> [Work task]: Below are records; work out how many of their lines contain "screenshot" and give only that number.

[[ Given records, beginning ]]

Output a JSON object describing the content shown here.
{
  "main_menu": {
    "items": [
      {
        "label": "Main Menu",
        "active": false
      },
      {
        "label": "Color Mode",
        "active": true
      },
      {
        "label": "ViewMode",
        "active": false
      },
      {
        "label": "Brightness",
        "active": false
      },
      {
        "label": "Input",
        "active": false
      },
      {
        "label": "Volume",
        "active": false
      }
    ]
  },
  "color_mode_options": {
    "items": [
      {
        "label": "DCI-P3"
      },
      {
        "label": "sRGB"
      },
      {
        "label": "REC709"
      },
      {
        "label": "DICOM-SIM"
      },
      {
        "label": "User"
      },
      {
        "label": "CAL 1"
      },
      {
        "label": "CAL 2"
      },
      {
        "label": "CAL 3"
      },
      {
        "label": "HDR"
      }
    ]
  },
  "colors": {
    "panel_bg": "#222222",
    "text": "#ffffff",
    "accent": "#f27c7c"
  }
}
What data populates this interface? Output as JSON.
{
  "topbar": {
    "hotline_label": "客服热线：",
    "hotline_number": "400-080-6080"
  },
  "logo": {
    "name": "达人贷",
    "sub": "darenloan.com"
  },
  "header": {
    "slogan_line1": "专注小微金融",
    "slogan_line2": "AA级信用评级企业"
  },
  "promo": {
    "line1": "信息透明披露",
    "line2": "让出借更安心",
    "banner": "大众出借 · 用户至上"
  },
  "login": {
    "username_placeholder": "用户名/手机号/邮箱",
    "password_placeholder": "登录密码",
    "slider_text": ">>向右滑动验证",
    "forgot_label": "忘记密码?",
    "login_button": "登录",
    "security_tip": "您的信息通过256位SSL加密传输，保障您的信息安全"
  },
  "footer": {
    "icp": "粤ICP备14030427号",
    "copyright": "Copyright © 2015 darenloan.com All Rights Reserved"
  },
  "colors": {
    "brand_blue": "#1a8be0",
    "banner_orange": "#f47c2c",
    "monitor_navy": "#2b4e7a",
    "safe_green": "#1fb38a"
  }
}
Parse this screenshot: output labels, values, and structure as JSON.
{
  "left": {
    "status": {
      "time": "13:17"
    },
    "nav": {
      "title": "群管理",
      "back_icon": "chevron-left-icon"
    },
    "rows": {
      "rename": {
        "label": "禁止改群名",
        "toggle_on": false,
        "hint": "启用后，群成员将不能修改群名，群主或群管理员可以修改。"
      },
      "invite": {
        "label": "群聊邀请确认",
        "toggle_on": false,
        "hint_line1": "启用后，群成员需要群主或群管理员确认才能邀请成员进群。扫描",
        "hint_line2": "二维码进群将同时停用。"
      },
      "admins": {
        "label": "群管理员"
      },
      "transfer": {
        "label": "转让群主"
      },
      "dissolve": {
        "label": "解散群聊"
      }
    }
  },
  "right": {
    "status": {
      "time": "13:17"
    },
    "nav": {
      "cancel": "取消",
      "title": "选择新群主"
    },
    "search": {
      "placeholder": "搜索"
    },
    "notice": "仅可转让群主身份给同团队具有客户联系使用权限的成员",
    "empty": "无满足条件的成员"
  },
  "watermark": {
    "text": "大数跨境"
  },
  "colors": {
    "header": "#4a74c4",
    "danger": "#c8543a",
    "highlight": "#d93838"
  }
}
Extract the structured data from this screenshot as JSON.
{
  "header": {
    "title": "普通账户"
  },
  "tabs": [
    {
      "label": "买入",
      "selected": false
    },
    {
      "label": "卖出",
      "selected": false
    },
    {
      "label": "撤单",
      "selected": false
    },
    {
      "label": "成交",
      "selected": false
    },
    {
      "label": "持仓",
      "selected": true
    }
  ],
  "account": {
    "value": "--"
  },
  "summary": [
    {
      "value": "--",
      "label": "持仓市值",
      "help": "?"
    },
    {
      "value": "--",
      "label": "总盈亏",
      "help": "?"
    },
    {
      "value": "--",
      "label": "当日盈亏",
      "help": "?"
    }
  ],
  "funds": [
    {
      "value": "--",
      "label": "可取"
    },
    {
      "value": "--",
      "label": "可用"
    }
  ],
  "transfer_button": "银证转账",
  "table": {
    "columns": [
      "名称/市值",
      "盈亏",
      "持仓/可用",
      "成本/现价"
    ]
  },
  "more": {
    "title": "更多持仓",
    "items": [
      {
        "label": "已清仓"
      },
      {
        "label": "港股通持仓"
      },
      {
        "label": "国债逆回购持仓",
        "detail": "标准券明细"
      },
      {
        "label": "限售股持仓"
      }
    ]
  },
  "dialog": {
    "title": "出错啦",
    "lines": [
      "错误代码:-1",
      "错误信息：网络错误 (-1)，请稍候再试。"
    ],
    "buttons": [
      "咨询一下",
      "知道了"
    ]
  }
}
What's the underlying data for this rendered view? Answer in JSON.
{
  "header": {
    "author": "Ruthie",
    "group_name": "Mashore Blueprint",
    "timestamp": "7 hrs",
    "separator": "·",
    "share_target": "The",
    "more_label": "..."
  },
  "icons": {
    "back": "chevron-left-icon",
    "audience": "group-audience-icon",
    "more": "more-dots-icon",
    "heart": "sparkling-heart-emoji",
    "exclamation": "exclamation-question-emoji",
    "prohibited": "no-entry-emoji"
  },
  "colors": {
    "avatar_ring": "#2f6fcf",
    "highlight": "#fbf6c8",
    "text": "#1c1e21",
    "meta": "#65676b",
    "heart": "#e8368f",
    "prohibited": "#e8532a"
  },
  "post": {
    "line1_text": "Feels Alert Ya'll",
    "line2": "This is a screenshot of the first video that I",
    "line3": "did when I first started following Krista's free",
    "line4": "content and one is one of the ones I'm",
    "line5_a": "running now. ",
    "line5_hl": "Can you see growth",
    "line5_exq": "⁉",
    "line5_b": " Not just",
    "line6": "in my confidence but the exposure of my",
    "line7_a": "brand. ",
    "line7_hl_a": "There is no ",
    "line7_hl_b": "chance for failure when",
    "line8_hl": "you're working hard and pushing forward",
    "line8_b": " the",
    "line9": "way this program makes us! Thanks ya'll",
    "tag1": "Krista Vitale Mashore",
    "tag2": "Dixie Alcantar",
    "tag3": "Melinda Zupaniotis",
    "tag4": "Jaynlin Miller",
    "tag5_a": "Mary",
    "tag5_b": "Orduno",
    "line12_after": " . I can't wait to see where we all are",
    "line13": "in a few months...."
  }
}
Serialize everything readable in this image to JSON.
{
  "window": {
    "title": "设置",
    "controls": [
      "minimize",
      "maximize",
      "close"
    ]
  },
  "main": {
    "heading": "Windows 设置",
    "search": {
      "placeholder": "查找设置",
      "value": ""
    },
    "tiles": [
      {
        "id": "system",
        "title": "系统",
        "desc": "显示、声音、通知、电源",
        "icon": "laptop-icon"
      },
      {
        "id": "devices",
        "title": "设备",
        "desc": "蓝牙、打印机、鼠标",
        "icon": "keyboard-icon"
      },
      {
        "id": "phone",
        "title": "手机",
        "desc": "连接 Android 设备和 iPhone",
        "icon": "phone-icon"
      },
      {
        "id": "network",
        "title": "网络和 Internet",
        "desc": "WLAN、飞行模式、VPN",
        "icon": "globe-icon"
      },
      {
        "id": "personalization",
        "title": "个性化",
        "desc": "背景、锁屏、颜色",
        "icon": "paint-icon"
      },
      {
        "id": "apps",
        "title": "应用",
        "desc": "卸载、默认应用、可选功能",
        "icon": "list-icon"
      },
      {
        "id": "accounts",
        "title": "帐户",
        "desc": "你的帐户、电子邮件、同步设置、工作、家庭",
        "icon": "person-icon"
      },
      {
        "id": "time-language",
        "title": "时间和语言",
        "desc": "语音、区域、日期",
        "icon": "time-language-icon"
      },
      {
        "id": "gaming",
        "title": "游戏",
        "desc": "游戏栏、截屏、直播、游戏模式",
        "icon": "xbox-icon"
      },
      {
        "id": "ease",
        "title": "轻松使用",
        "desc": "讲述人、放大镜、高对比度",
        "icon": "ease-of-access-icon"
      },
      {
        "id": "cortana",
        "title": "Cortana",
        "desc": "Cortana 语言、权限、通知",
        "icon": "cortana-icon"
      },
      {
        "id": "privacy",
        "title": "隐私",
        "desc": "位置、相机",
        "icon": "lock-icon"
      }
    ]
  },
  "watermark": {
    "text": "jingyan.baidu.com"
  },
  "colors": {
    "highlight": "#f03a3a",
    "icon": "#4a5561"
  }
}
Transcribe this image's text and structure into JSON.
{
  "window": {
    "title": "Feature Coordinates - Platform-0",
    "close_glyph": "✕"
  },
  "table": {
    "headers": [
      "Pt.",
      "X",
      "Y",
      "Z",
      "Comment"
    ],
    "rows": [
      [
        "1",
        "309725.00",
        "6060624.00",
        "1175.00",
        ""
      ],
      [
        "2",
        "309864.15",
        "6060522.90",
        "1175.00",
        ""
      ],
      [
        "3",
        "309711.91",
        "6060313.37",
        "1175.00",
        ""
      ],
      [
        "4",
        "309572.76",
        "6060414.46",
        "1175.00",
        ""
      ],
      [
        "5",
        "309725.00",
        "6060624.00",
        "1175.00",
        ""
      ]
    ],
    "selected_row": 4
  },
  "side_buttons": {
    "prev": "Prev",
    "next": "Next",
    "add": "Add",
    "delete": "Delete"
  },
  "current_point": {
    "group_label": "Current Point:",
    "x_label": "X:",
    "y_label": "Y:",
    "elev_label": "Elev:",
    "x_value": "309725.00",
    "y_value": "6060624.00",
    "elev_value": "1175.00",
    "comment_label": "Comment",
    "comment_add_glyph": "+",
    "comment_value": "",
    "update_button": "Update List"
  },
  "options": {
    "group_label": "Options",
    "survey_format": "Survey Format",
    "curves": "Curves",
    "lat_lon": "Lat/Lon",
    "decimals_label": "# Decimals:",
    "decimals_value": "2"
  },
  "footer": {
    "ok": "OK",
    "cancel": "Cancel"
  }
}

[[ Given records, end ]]

> [Problem solution]: 3